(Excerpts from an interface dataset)
------------------------------------------------------------------------

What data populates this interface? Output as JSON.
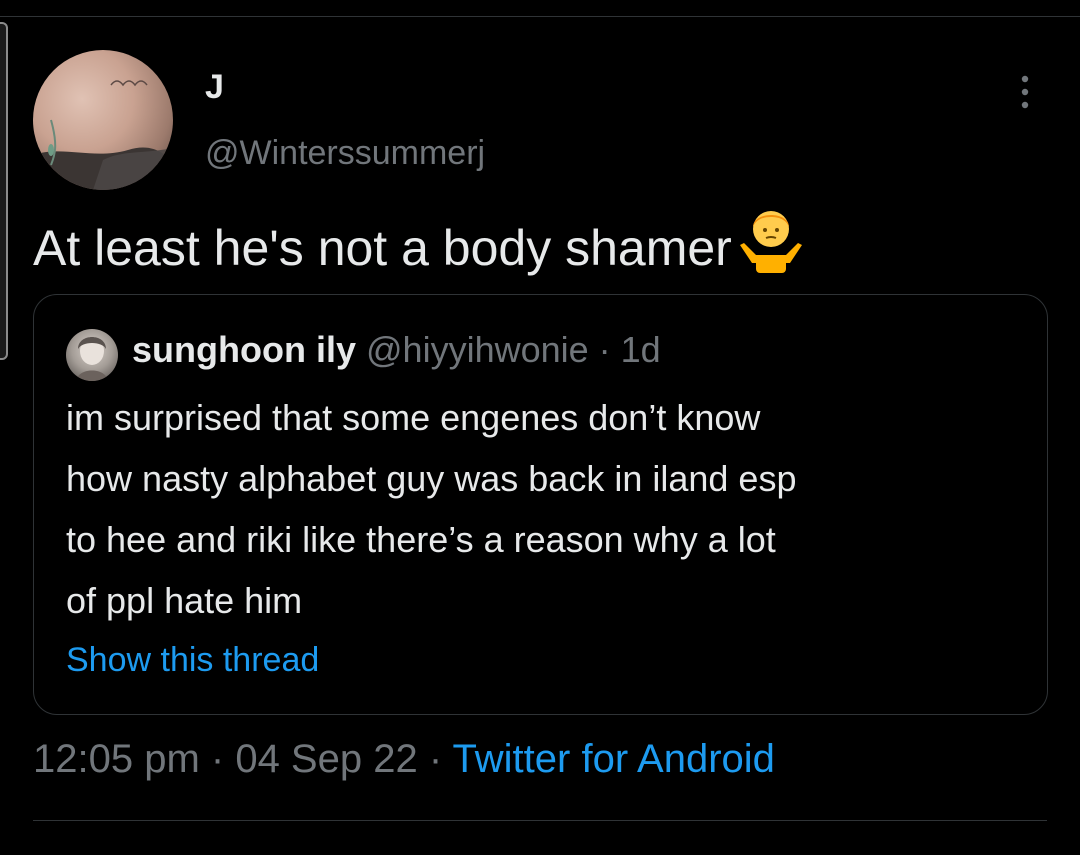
{
  "tweet": {
    "author": {
      "display_name": "J",
      "handle": "@Winterssummerj",
      "avatar_icon": "user-photo-avatar"
    },
    "text": "At least he's not a body shamer",
    "emoji": "person-shrugging-emoji",
    "more_icon": "vertical-ellipsis-icon",
    "timestamp": {
      "time": "12:05 pm",
      "separator": " · ",
      "date": "04 Sep 22",
      "source": "Twitter for Android"
    }
  },
  "quote": {
    "display_name": "sunghoon ily",
    "handle": "@hiyyihwonie",
    "separator": " · ",
    "age": "1d",
    "lines": [
      "im surprised that some engenes don’t know",
      "how nasty alphabet guy was back in iland esp",
      "to hee and riki like there’s a reason why a lot",
      "of ppl hate him"
    ],
    "show_thread": "Show this thread"
  },
  "colors": {
    "background": "#000000",
    "text_primary": "#e7e9ea",
    "text_secondary": "#71767b",
    "accent": "#1d9bf0",
    "border": "#2f3336"
  }
}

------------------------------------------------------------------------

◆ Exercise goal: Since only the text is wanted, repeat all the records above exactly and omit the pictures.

◆ Exercise result:
What data populates this interface? Output as JSON.
{
  "tweet": {
    "author": {
      "display_name": "J",
      "handle": "@Winterssummerj",
      "avatar_icon": "user-photo-avatar"
    },
    "text": "At least he's not a body shamer",
    "emoji": "person-shrugging-emoji",
    "more_icon": "vertical-ellipsis-icon",
    "timestamp": {
      "time": "12:05 pm",
      "separator": " · ",
      "date": "04 Sep 22",
      "source": "Twitter for Android"
    }
  },
  "quote": {
    "display_name": "sunghoon ily",
    "handle": "@hiyyihwonie",
    "separator": " · ",
    "age": "1d",
    "lines": [
      "im surprised that some engenes don’t know",
      "how nasty alphabet guy was back in iland esp",
      "to hee and riki like there’s a reason why a lot",
      "of ppl hate him"
    ],
    "show_thread": "Show this thread"
  },
  "colors": {
    "background": "#000000",
    "text_primary": "#e7e9ea",
    "text_secondary": "#71767b",
    "accent": "#1d9bf0",
    "border": "#2f3336"
  }
}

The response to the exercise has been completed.